▶ [ASSIGNMENT]
Your task is to copy each line of the material below that includes "title".

____ GIVEN DATA

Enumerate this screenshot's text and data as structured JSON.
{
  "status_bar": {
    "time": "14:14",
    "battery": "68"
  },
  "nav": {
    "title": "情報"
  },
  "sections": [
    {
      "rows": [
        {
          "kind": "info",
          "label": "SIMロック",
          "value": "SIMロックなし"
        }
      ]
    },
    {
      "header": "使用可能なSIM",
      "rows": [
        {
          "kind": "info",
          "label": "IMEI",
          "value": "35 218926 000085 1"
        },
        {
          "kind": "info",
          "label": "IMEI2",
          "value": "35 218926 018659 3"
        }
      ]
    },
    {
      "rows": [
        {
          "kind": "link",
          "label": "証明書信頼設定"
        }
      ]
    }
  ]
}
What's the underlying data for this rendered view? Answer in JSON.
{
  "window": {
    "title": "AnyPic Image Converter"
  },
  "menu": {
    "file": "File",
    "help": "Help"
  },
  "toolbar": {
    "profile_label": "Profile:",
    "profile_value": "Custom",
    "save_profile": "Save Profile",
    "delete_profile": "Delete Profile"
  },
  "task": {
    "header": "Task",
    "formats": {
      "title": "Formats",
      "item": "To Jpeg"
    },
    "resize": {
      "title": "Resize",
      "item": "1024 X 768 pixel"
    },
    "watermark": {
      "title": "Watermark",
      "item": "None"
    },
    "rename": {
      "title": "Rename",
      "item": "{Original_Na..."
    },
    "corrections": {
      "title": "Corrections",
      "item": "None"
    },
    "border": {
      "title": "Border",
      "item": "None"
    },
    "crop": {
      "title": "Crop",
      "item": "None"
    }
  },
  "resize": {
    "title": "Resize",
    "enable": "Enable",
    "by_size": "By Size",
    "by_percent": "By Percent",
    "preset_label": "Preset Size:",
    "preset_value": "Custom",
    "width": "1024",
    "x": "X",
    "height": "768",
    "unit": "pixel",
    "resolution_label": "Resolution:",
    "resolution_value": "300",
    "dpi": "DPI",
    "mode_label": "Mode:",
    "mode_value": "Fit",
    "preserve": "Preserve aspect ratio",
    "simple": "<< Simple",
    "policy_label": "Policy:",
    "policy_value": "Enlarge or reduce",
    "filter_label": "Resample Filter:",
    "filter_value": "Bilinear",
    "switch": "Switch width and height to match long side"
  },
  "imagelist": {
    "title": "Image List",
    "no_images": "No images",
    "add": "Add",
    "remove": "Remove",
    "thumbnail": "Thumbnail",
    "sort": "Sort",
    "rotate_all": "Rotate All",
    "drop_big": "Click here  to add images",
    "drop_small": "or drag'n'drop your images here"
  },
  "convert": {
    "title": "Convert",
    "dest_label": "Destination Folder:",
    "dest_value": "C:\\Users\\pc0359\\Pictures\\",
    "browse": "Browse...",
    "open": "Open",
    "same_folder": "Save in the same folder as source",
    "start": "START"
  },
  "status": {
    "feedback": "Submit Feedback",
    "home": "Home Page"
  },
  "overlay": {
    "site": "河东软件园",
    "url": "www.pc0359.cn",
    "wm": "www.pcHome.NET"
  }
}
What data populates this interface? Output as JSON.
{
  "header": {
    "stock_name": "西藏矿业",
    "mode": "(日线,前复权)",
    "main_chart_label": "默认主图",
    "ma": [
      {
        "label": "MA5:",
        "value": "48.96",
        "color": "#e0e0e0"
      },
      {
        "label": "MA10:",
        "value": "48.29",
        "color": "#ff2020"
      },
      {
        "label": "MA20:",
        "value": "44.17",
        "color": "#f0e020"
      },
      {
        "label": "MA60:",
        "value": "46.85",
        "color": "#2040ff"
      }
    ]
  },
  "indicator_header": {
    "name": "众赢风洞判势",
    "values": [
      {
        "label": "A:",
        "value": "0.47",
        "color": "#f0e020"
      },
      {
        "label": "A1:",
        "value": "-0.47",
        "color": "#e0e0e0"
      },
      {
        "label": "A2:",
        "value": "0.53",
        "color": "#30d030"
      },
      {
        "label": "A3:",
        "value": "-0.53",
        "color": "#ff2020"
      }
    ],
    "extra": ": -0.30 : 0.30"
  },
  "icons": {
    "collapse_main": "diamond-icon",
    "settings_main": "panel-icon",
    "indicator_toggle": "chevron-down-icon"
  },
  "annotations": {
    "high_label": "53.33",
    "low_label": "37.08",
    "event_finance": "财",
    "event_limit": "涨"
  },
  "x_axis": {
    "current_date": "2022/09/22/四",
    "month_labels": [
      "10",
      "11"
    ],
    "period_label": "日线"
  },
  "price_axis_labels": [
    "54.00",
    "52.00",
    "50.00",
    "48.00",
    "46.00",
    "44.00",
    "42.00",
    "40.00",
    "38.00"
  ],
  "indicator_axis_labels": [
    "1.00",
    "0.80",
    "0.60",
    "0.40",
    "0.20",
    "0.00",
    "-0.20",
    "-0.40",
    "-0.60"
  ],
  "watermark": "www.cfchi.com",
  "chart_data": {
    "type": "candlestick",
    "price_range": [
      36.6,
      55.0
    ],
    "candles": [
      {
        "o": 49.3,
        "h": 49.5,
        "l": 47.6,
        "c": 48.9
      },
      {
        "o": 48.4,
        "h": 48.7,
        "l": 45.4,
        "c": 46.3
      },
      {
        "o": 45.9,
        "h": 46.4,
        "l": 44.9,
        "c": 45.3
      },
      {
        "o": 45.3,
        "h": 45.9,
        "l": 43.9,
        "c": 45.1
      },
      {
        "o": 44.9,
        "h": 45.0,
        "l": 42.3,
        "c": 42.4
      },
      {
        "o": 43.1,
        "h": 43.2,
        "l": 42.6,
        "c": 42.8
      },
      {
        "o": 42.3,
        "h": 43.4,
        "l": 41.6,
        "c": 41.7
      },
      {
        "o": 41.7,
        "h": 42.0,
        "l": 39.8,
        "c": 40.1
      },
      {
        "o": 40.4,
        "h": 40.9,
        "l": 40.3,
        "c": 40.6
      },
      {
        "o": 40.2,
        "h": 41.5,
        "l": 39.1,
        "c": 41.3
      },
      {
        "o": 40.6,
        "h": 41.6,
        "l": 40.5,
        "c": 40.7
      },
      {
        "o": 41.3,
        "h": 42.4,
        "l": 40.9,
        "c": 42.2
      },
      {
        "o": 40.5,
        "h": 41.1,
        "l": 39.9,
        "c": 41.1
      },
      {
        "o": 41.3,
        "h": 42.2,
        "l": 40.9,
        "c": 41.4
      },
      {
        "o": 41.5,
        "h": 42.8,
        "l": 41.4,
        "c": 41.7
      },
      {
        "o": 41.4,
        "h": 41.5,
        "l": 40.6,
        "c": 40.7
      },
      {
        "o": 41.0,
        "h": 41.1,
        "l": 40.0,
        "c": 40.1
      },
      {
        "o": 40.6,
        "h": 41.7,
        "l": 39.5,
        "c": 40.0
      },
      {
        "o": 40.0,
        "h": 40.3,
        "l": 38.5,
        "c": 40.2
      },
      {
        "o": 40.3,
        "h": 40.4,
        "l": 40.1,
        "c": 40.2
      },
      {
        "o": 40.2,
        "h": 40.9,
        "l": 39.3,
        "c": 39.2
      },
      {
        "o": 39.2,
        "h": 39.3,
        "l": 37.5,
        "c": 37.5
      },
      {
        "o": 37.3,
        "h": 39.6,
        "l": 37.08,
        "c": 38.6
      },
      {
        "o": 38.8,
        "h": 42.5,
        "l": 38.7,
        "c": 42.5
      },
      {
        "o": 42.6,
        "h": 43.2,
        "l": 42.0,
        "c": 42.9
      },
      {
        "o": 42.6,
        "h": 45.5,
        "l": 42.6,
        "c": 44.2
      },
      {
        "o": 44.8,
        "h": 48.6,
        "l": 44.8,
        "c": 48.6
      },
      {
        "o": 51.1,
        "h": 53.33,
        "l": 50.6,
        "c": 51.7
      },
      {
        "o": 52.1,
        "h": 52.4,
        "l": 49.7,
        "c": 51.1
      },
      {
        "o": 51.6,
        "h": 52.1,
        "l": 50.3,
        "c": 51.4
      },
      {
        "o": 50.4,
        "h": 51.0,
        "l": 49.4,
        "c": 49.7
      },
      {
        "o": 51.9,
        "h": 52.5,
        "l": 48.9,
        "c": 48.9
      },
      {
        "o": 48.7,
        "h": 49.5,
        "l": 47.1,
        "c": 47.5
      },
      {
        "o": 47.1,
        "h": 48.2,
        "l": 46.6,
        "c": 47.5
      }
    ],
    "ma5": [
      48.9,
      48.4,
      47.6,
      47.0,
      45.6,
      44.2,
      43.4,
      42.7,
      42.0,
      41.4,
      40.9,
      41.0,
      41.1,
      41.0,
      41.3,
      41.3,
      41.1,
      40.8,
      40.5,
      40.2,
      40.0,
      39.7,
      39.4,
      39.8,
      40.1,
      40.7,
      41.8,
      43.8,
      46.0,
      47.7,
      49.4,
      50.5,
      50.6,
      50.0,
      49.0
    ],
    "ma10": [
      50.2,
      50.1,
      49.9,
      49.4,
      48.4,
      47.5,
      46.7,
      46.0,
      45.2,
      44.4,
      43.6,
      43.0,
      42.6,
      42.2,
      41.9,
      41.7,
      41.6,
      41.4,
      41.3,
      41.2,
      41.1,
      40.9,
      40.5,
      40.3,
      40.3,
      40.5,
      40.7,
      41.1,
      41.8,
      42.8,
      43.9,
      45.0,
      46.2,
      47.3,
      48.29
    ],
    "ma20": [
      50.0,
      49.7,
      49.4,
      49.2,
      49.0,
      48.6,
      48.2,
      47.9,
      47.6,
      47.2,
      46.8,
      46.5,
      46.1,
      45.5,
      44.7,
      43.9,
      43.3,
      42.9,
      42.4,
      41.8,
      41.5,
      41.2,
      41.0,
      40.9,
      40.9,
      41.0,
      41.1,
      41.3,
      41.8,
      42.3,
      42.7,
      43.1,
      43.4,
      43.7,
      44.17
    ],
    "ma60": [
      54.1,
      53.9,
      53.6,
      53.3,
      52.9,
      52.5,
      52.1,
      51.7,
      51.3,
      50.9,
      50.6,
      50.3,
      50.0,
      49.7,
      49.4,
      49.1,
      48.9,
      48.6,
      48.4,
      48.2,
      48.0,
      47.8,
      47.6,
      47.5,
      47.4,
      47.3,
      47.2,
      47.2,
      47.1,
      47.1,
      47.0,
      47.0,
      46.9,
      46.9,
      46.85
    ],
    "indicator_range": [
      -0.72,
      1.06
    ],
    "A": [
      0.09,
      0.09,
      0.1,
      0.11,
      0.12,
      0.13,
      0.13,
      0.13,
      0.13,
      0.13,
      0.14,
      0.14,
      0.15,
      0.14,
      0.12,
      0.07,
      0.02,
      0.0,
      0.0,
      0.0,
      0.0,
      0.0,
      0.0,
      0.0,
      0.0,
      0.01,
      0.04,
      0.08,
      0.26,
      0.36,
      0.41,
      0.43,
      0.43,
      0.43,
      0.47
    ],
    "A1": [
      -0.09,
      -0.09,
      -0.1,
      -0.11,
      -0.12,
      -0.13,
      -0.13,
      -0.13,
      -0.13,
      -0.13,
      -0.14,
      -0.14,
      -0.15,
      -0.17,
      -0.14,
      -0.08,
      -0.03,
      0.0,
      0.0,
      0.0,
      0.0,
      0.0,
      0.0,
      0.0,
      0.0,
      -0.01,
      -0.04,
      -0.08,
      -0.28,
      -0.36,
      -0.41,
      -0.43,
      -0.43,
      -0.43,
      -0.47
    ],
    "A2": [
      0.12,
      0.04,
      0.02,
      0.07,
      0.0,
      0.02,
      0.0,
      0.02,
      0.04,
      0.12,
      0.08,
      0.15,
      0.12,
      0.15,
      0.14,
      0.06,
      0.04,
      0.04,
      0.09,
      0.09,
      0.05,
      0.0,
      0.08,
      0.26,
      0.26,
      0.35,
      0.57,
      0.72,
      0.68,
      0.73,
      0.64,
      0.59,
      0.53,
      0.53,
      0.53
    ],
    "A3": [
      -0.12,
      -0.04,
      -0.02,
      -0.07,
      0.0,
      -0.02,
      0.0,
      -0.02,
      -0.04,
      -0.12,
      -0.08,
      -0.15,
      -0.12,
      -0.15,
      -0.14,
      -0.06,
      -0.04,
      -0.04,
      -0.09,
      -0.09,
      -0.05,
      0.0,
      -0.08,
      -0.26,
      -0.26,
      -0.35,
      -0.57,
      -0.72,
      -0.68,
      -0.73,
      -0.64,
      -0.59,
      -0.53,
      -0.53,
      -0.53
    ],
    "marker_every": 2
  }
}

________

▶ [ANSWER SECTION]
    "title": "情報"
    "title": "AnyPic Image Converter"
      "title": "Formats",
      "title": "Resize",
      "title": "Watermark",
      "title": "Rename",
      "title": "Corrections",
      "title": "Border",
      "title": "Crop",
    "title": "Resize",
    "title": "Image List",
    "title": "Convert",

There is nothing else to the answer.